We won't stop until we bring good health to every child
We won't stop until every child has clean water
We won't stop until we help every child learn
We won't stop until we reach every child in crisis
We won't stop until we treat every malnourished child
We won't stop until we protect every child
We won't stop until every child has a voice
 

UNICEF: saving and changing lives

Meet Faten. She and her family used to live in Raqqa, Syria. But fighting drove her and her family to Hama, where they traded the threat of bombs for a new danger: unsafe water.

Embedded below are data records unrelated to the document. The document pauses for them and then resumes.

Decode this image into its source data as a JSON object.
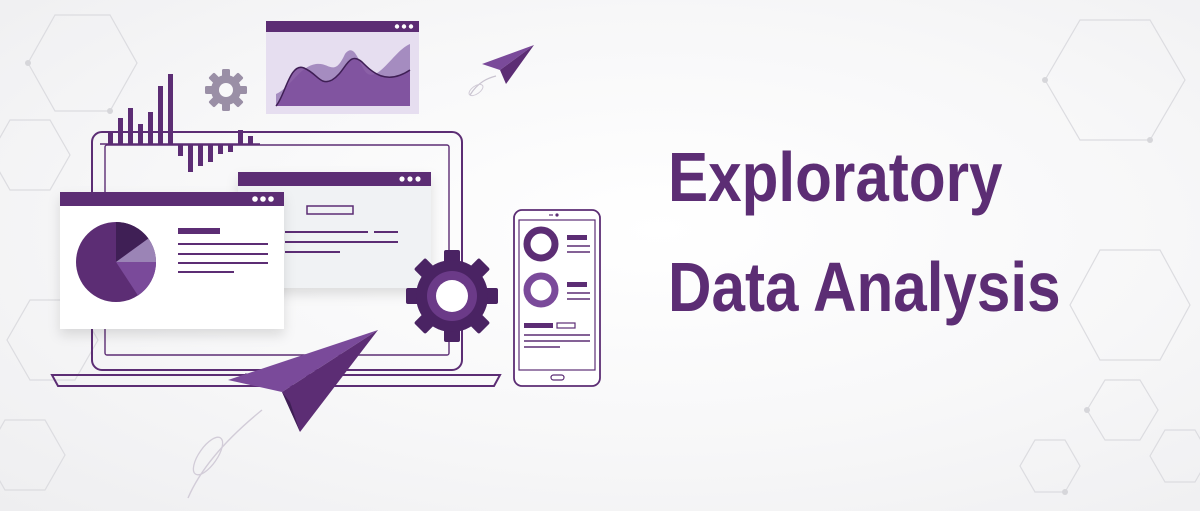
{
  "title": {
    "line1": "Exploratory",
    "line2": "Data Analysis"
  },
  "colors": {
    "brand": "#5c2d74",
    "brand_dark": "#4a2363",
    "brand_mid": "#7a4a9a",
    "brand_light": "#a58cc0",
    "brand_pale": "#e6def0",
    "window_bg": "#ffffff",
    "panel_bg": "#f0f2f4",
    "hex_lines": "#dcdce0"
  },
  "icons": [
    "bar-chart-icon",
    "gear-icon",
    "area-chart-window-icon",
    "paper-plane-icon",
    "laptop-icon",
    "pie-chart-window-icon",
    "document-window-icon",
    "smartphone-icon"
  ]
}
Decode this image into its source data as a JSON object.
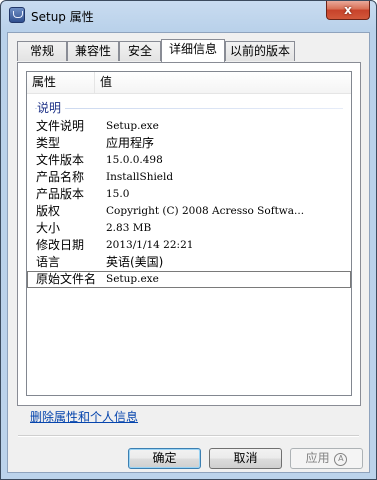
{
  "window": {
    "title": "Setup 属性",
    "close_glyph": "x"
  },
  "tabs": [
    {
      "label": "常规",
      "active": false
    },
    {
      "label": "兼容性",
      "active": false
    },
    {
      "label": "安全",
      "active": false
    },
    {
      "label": "详细信息",
      "active": true
    },
    {
      "label": "以前的版本",
      "active": false
    }
  ],
  "details": {
    "columns": [
      "属性",
      "值"
    ],
    "group_label": "说明",
    "rows": [
      {
        "name": "文件说明",
        "value": "Setup.exe"
      },
      {
        "name": "类型",
        "value": "应用程序"
      },
      {
        "name": "文件版本",
        "value": "15.0.0.498"
      },
      {
        "name": "产品名称",
        "value": "InstallShield"
      },
      {
        "name": "产品版本",
        "value": "15.0"
      },
      {
        "name": "版权",
        "value": "Copyright (C) 2008 Acresso Softwa..."
      },
      {
        "name": "大小",
        "value": "2.83 MB"
      },
      {
        "name": "修改日期",
        "value": "2013/1/14 22:21"
      },
      {
        "name": "语言",
        "value": "英语(美国)"
      },
      {
        "name": "原始文件名",
        "value": "Setup.exe",
        "selected": true
      }
    ]
  },
  "remove_link": "删除属性和个人信息",
  "buttons": {
    "ok": "确定",
    "cancel": "取消",
    "apply": "应用",
    "apply_accel": "A"
  },
  "colors": {
    "link": "#0645ad",
    "group_label": "#1e3287",
    "close_button": "#c7422a"
  },
  "icons": {
    "app": "setup-app-icon",
    "close": "close-icon"
  }
}
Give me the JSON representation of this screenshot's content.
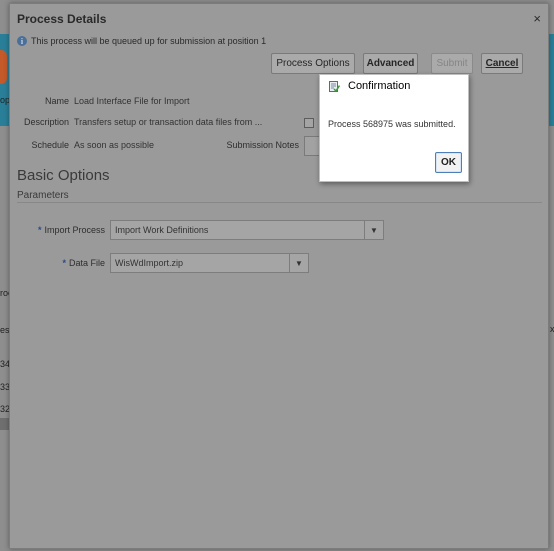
{
  "background": {
    "edge_fragments": [
      "op",
      "roc",
      "es",
      "34",
      "33",
      "32"
    ],
    "right_fragment": "x"
  },
  "dialog": {
    "title": "Process Details",
    "close_glyph": "×",
    "info_icon_glyph": "i",
    "info_text": "This process will be queued up for submission at position 1",
    "buttons": {
      "process_options": "Process Options",
      "advanced": "Advanced",
      "submit": "Submit",
      "cancel": "Cancel"
    },
    "fields": {
      "name_label": "Name",
      "name_value": "Load Interface File for Import",
      "description_label": "Description",
      "description_value": "Transfers setup or transaction data files from ...",
      "schedule_label": "Schedule",
      "schedule_value": "As soon as possible",
      "submission_notes_label": "Submission Notes"
    },
    "basic_options_title": "Basic Options",
    "parameters_title": "Parameters",
    "required_marker": "*",
    "import_process": {
      "label": "Import Process",
      "value": "Import Work Definitions"
    },
    "data_file": {
      "label": "Data File",
      "value": "WisWdImport.zip"
    },
    "dropdown_glyph": "▼"
  },
  "confirmation": {
    "title": "Confirmation",
    "message": "Process 568975 was submitted.",
    "ok_label": "OK"
  }
}
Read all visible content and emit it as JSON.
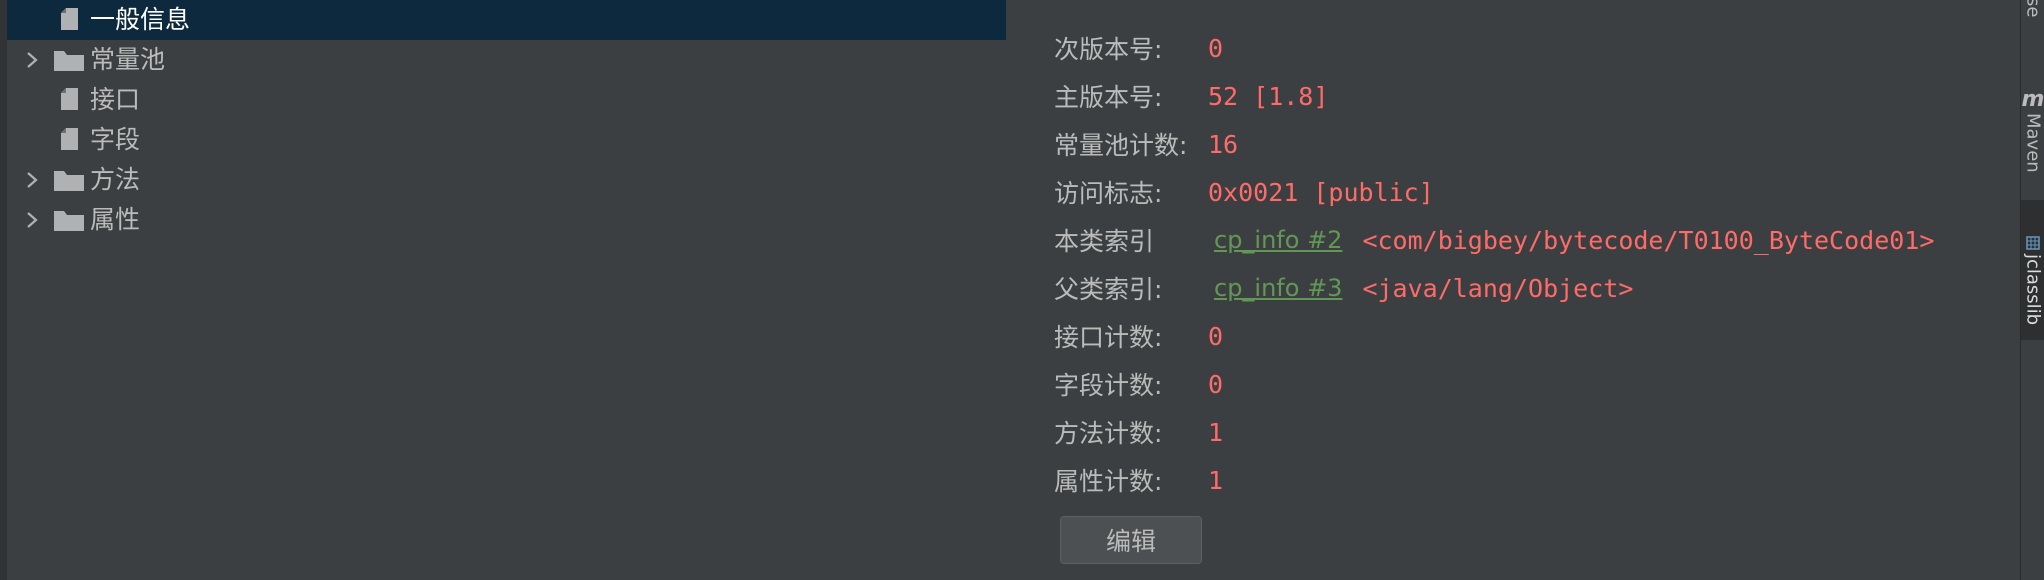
{
  "tree": {
    "items": [
      {
        "label": "一般信息",
        "type": "file",
        "expandable": false,
        "selected": true
      },
      {
        "label": "常量池",
        "type": "folder",
        "expandable": true,
        "selected": false
      },
      {
        "label": "接口",
        "type": "file",
        "expandable": false,
        "selected": false
      },
      {
        "label": "字段",
        "type": "file",
        "expandable": false,
        "selected": false
      },
      {
        "label": "方法",
        "type": "folder",
        "expandable": true,
        "selected": false
      },
      {
        "label": "属性",
        "type": "folder",
        "expandable": true,
        "selected": false
      }
    ]
  },
  "info": {
    "minor_version": {
      "label": "次版本号:",
      "value": "0"
    },
    "major_version": {
      "label": "主版本号:",
      "value": "52 [1.8]"
    },
    "constant_pool_count": {
      "label": "常量池计数:",
      "value": "16"
    },
    "access_flags": {
      "label": "访问标志:",
      "value": "0x0021 [public]"
    },
    "this_class": {
      "label": "本类索引",
      "link": "cp_info #2",
      "value": "<com/bigbey/bytecode/T0100_ByteCode01>"
    },
    "super_class": {
      "label": "父类索引:",
      "link": "cp_info #3",
      "value": "<java/lang/Object>"
    },
    "interfaces_count": {
      "label": "接口计数:",
      "value": "0"
    },
    "fields_count": {
      "label": "字段计数:",
      "value": "0"
    },
    "methods_count": {
      "label": "方法计数:",
      "value": "1"
    },
    "attributes_count": {
      "label": "属性计数:",
      "value": "1"
    }
  },
  "edit_button": {
    "label": "编辑"
  },
  "tool_window": {
    "database_label": "ase",
    "maven_icon": "m",
    "maven_label": "Maven",
    "jclasslib_label": "jclasslib"
  },
  "icons": {
    "file": "file-icon",
    "folder": "folder-icon",
    "chevron": "chevron-right-icon",
    "maven": "maven-icon",
    "jclasslib": "jclasslib-icon"
  },
  "colors": {
    "background": "#3c3f41",
    "selection": "#0d293e",
    "value_red": "#ff6b68",
    "link_green": "#629755",
    "text": "#bbbbbb",
    "icon": "#afb1b3"
  }
}
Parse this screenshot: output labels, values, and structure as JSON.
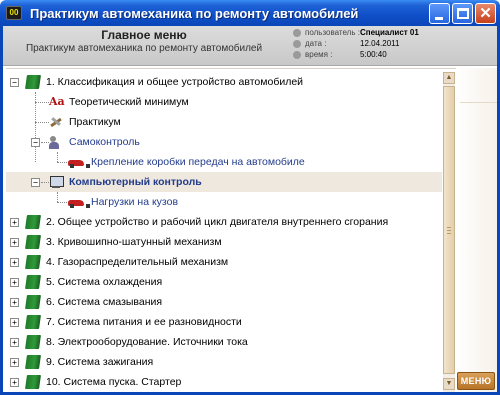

© 2018 UNICEF USA. All rights reserved. UNICEF USA is exempt from tax under 501(c)(3) of the Internal Revenue Code and qualifies for the maximum charitable contribution deduction by donors. Our Federal Identification Number is 13-1760110.